Although he never left Toronto, Bush, by the last decade of his life, had become Canada’s most internationally famous artist. He had his first New York solo exhibition in 1962 at the Robert Elkon Gallery, subsequently joining the Andre Emmerich Gallery. In 1965 he accepted exclusive European representation by the Waddington Galleries in London, and in 1967 exclusive Canadian representation by the David Mirvish Gallery in Toronto. In the meantime, in 1964 he participated in Clement Greenberg’s period-defining exhibition Post Painterly Abstraction. Most recently, in 2014, the National Gallery of Canada staged a monumental retrospective of his work.

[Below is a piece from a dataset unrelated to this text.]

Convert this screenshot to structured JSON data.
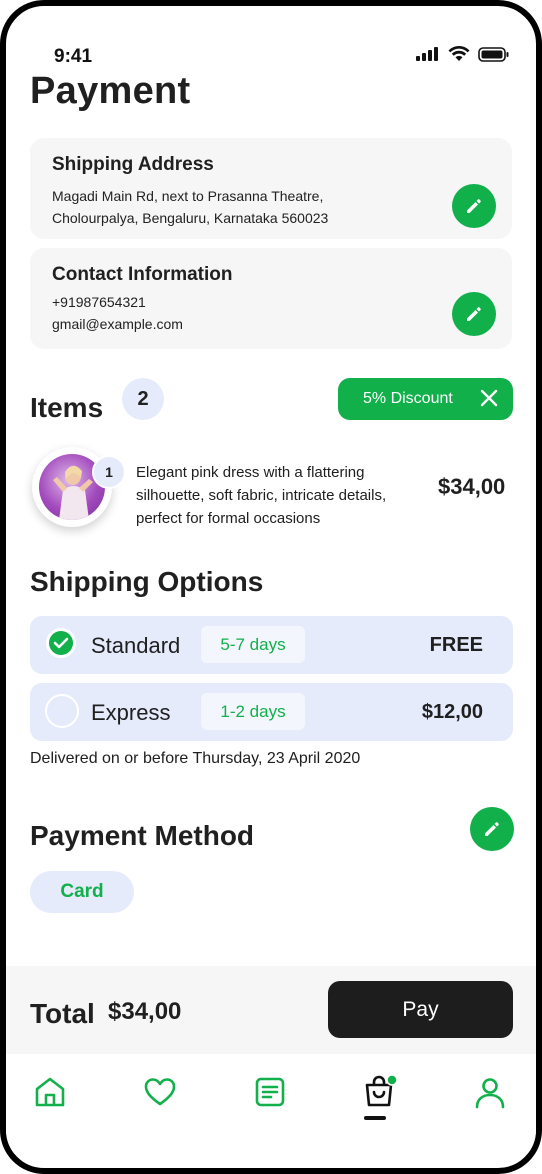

Bush was a charter member of Toronto’s Painters Eleven, but his mature work is primarily spoken of in the context of his colourfield colleagues such as Morris Louis, Kenneth Noland, Frank Stella and Jules Olitski, who shared a commitment to the mastery of the flatness of the canvas support unsullied by illusionistic space, to an openness and clarity of presentation, to anonymous execution, to geometric regularity, and to the declaration of high keyed lucid colours, paint so thinly diluted as to soak into unsized and unprimed cotton canvases.
Even so, Bush was also the odd man out, rarely given to either anonymous execution or geometric regularity. He did not defer his imagery to impersonal techniques, like Louis’s pourings or Olitski’s sprayings, but consciously hand-drew his edges and hand-crafted his shapes, often revelling in mischievous awkwardness. At the same time he defied the imperatives of postpainterly abstraction art by inhabiting his pictures with references to images and signs that refer to the world outside the painting, to such things as women’s waistlines, flower gardens, travel souvenirs, flags, and road signs. His paintings therefore flirt with figure-ground constructions and tease us with the space of figuration, always, however, keeping his surfaces taut and flat.